Former Dundalk FC captain Stephen O’Donnell is manager of St. Patrick’s Athletic, the club which has temporarily laid off all staff due to the financial implications of Covid-19. (Pic: Sportsfile)
As the strong controls to fight the coronavirus continues, sports supporters are wondering if there will be anything played before the end of this year.
The government announced last week that no sporting event will be allowed to accommodate an attendance of more than 5,000 people. This ban stands until the end of August and has automatically put a stop to hopes of many of the big events.
But the number of 5,000, when examined, really means that even if some events do get the go ahead to resume the attendance figure permitted will be down to the hundreds.
Right now the resumption of the League of Ireland has brought up five suggestions.
- A resumption for the SSE Airtricity League behind closed doors on June 19 with the season to end no later than the end of December; a ‘behind closed doors’ policy to operate as long as HSE Guidelines recommend.
- A resumption as planned on June 19 with stadium restrictions in line with HSE Guidelines including ‘behind closed doors’ and reduced capacity at 25 or 50 percent; the season to run until the end of December.
- A resumption in July or August, based on Government advice and HSE guidelines.
- A deferral of all National League activity until September with a reduced fixture programme season to run until the end of December.
- A resumption of National League football in September with a full fixture programme season to run until the end of February 2021.
The clubs are hoping that the season can resume by mid-June. However, as the weeks go by, I find it very difficult to see how this can happen. Even if games are played behind closed doors there is a chance of the virus spreading and this applies to all contact sports.
Who knows what player may have the virus? They may be carrying it without any symptoms. If that player coughs or his/her sweat lands on an opposing player then there is a chance of the infection spreading. And, obviously, there are many other ways the virus can spread.
Thus, I find it hard to see how any sport can be resumed for the foreseeable future. The HSE may come up with different suggestions that allow games to be played by June or July. But, until an antidote can be found to eliminate the virus, it seems inevitable there will be more interruptions to sporting events, even if they do resume in the not-too-distant future.
St. Patrick’s Athletic are the latest Premier Division outfit to introduce cuts while the season sits on hold. All players and management staff have been laid off temporarily.
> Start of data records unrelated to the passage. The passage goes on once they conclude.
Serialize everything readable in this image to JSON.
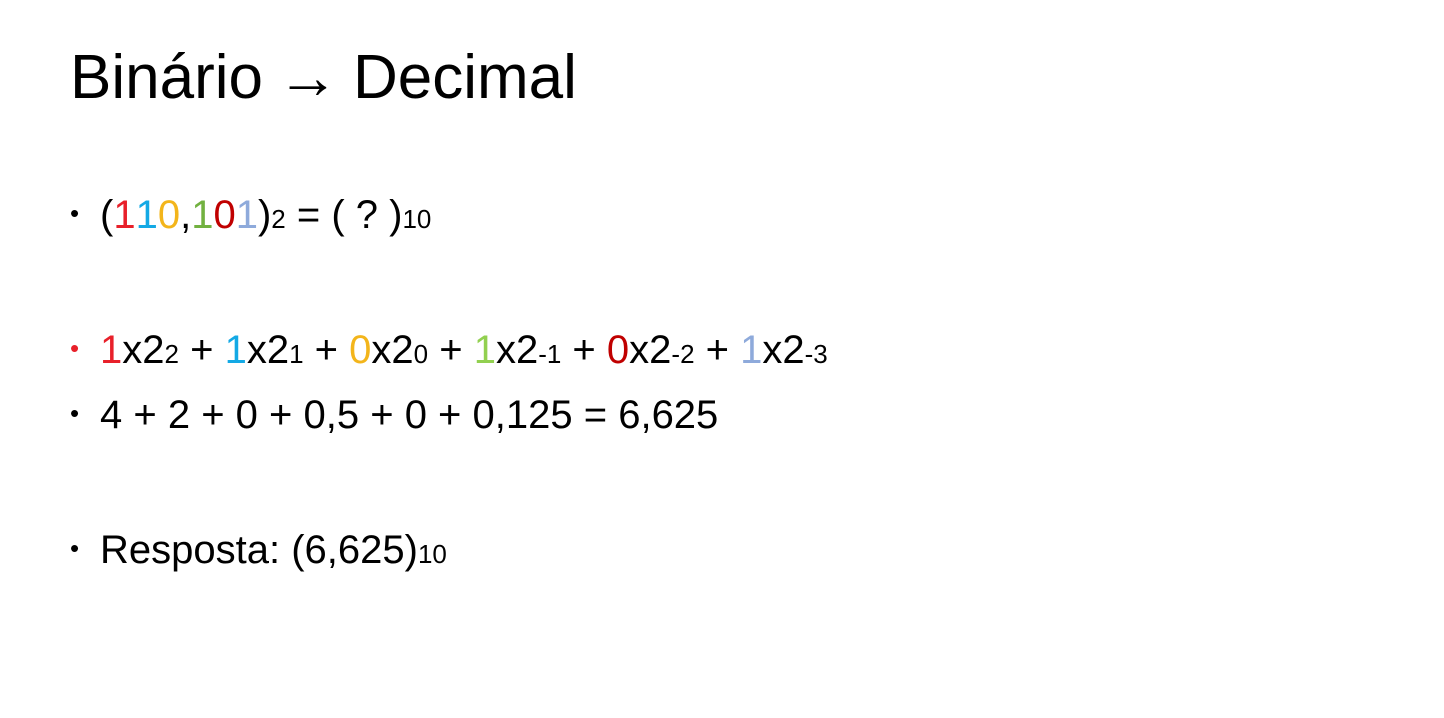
{
  "title": {
    "left": "Binário",
    "arrow": "→",
    "right": "Decimal"
  },
  "colors": {
    "red": "#e8202a",
    "cyan": "#13a9e5",
    "yellow": "#f3b51b",
    "green": "#72b140",
    "darkred": "#c00000",
    "lightblue": "#8eaadb",
    "lime": "#92d050",
    "bullet_red": "#e8202a"
  },
  "bullets": [
    {
      "open": "(",
      "digits": [
        "1",
        "1",
        "0",
        ",",
        "1",
        "0",
        "1"
      ],
      "close": ")",
      "base_from": "2",
      "equals": " = ( ? )",
      "base_to": "10"
    },
    {
      "terms": [
        {
          "digit": "1",
          "rest": "x2",
          "exp": "2",
          "sep": " + "
        },
        {
          "digit": "1",
          "rest": "x2",
          "exp": "1",
          "sep": " + "
        },
        {
          "digit": "0",
          "rest": "x2",
          "exp": "0",
          "sep": " + "
        },
        {
          "digit": "1",
          "rest": "x2",
          "exp": "-1",
          "sep": " + "
        },
        {
          "digit": "0",
          "rest": "x2",
          "exp": "-2",
          "sep": " + "
        },
        {
          "digit": "1",
          "rest": "x2",
          "exp": "-3",
          "sep": ""
        }
      ]
    },
    {
      "text": "4 + 2 + 0 + 0,5 + 0 + 0,125 = 6,625"
    },
    {
      "text": "Resposta: (6,625)",
      "base": "10"
    }
  ],
  "bullet_symbol": "•"
}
Dundalk are the only club not to introduce pay cuts or lay offs. The club’s wage bill is among the highest in the league and so you do have to ask yourself how long it can sustain a position of no reduction measures with the campaign on hold.
Another big development in Irish soccer came at the weekend with a final proposal on a move to an All-Island League. There will still be champions and European places available for both domestic leagues; thus, the FAI and IFA will maintain their independence over their own divisions.
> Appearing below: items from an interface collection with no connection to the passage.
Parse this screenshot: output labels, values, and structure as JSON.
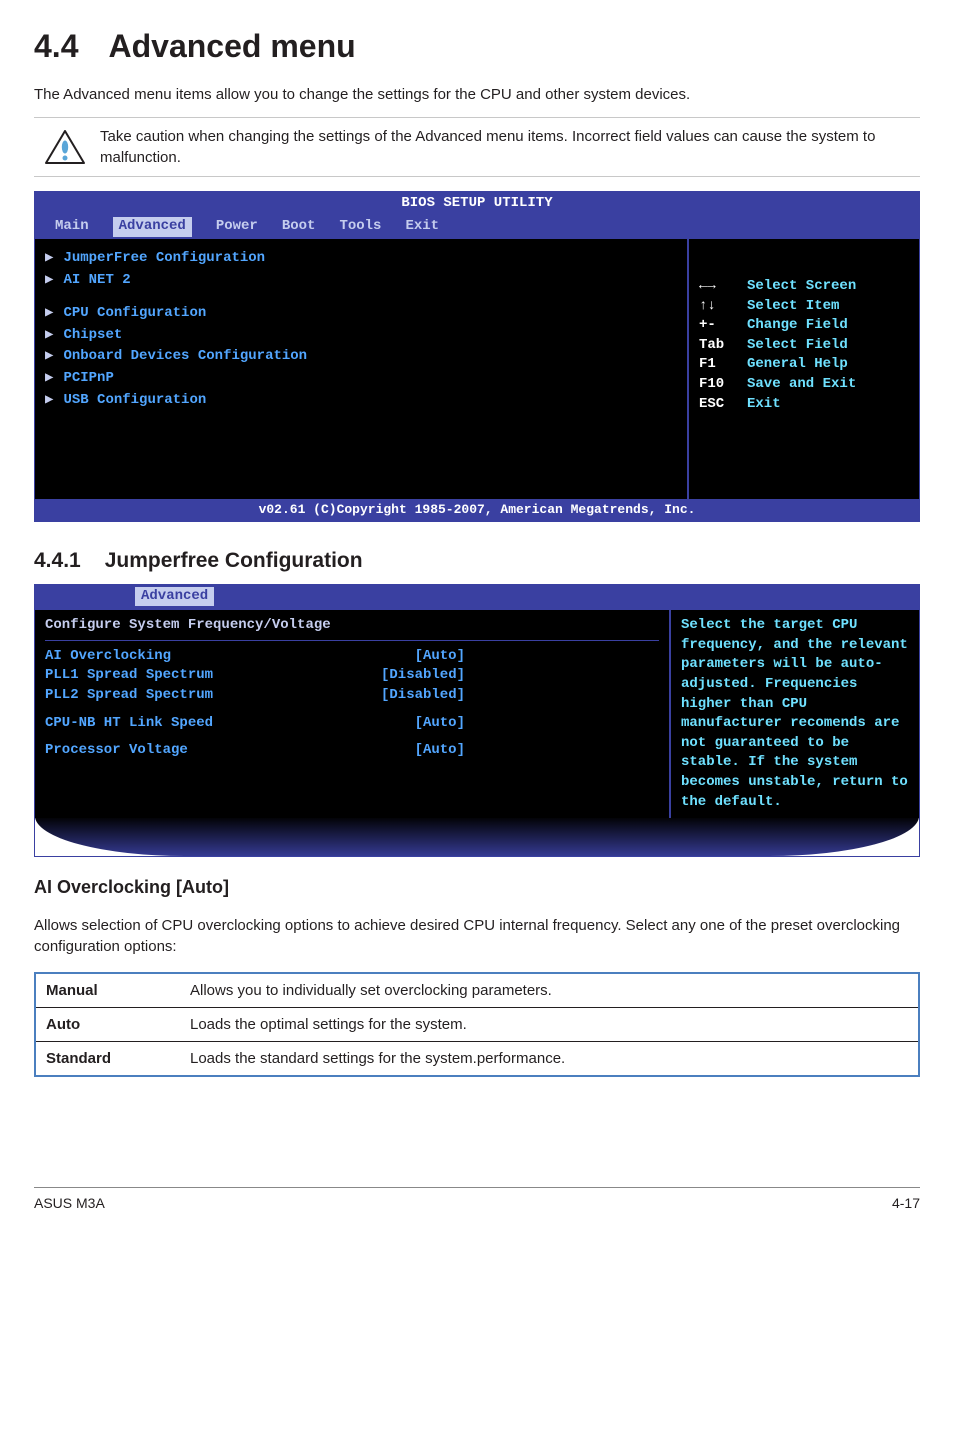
{
  "page": {
    "section_number": "4.4",
    "section_title": "Advanced menu",
    "intro": "The Advanced menu items allow you to change the settings for the CPU and other system devices.",
    "caution": "Take caution when changing the settings of the Advanced menu items. Incorrect field values can cause the system to malfunction."
  },
  "bios1": {
    "header": "BIOS SETUP UTILITY",
    "tabs": [
      "Main",
      "Advanced",
      "Power",
      "Boot",
      "Tools",
      "Exit"
    ],
    "selected_tab": "Advanced",
    "menu_group1": [
      "JumperFree Configuration",
      "AI NET 2"
    ],
    "menu_group2": [
      "CPU Configuration",
      "Chipset",
      "Onboard Devices Configuration",
      "PCIPnP",
      "USB Configuration"
    ],
    "keys": [
      {
        "k": "←→",
        "d": "Select Screen"
      },
      {
        "k": "↑↓",
        "d": "Select Item"
      },
      {
        "k": "+-",
        "d": "Change Field"
      },
      {
        "k": "Tab",
        "d": "Select Field"
      },
      {
        "k": "F1",
        "d": "General Help"
      },
      {
        "k": "F10",
        "d": "Save and Exit"
      },
      {
        "k": "ESC",
        "d": "Exit"
      }
    ],
    "footer": "v02.61 (C)Copyright 1985-2007, American Megatrends, Inc."
  },
  "sub": {
    "number": "4.4.1",
    "title": "Jumperfree Configuration"
  },
  "bios2": {
    "tab": "Advanced",
    "title": "Configure System Frequency/Voltage",
    "rows": [
      {
        "label": "AI Overclocking",
        "value": "[Auto]"
      },
      {
        "label": "PLL1 Spread Spectrum",
        "value": "[Disabled]"
      },
      {
        "label": "PLL2 Spread Spectrum",
        "value": "[Disabled]"
      },
      {
        "label": "CPU-NB HT Link Speed",
        "value": "[Auto]"
      },
      {
        "label": "Processor Voltage",
        "value": "[Auto]"
      }
    ],
    "help": "Select the target CPU frequency, and the relevant parameters will be auto-adjusted. Frequencies higher than CPU manufacturer recomends are not guaranteed to be stable. If the system becomes unstable, return to the default."
  },
  "ai": {
    "heading": "AI Overclocking [Auto]",
    "text": "Allows selection of CPU overclocking options to achieve desired CPU internal frequency. Select any one of the preset overclocking configuration options:",
    "opts": [
      {
        "name": "Manual",
        "desc": "Allows you to individually set overclocking parameters."
      },
      {
        "name": "Auto",
        "desc": "Loads the optimal settings for the system."
      },
      {
        "name": "Standard",
        "desc": "Loads the standard settings for the system.performance."
      }
    ]
  },
  "footer": {
    "model": "ASUS M3A",
    "page": "4-17"
  }
}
There will be 12-team Premier Divisions both north and south and after two rounds, consisting of 22 games, the leagues will split. At this point the top eight clubs in the League of Ireland top-flight and the top six from the Irish League will form a 14-team group.
The points accrued by all clubs from their own leagues will be brought or included in the All-Island League. There will be 14 teams playing each other once resulting in an extra 13 games.
The interesting element here is that points won, or lost, in the All-Island League are added as part of the Irish League and League of Ireland. Thus, should Dundalk beat Linfield they can add three points to their League of Ireland points tally. This 14-team tier will effectively decide who wins both the League of Ireland and Irish League titles respectively.
Champions League places, as per the present structure, would go to the top League of Ireland and Irish League clubs. The number of European places currently available to teams in both jurisdictions would also remain, while a new competition, named the King of the Island, will be played following the All-Island League’s conclusion.
The top four will be joined in a quarter-final, following a play-off between the next six teams down and two other sides from the silver round performers - lower down domestic outfits still competing among themselves. A knockout competition, the winner will be declared the King of the Island.
The next step is for both the clubs and FAI/IFA to sanction the proposal, which would see the formation of a another body, despite both organisations remaining as separate entities.
It will be difficult to get the idea through as the IFA have already come out against an All-Island League. For it to go ahead the FAI and the IFA must sanction it. I do not see the FAI having a problem with it but I feel the IFA may hit it on the head.
However, the Irish League is in a poor enough condition with attendances and the quality of football poor. This new concept is what the Irish League needs to get a shot in the arm.
The All-Island League proposal also includes games for lower league teams, but that’s for another day.
Finally, I notice my next door neighbour, Stephen Kenny, has taken to the roads around Blackrock. He is out most days on early morning runs around the area, kitted out in his Republic of Ireland gear.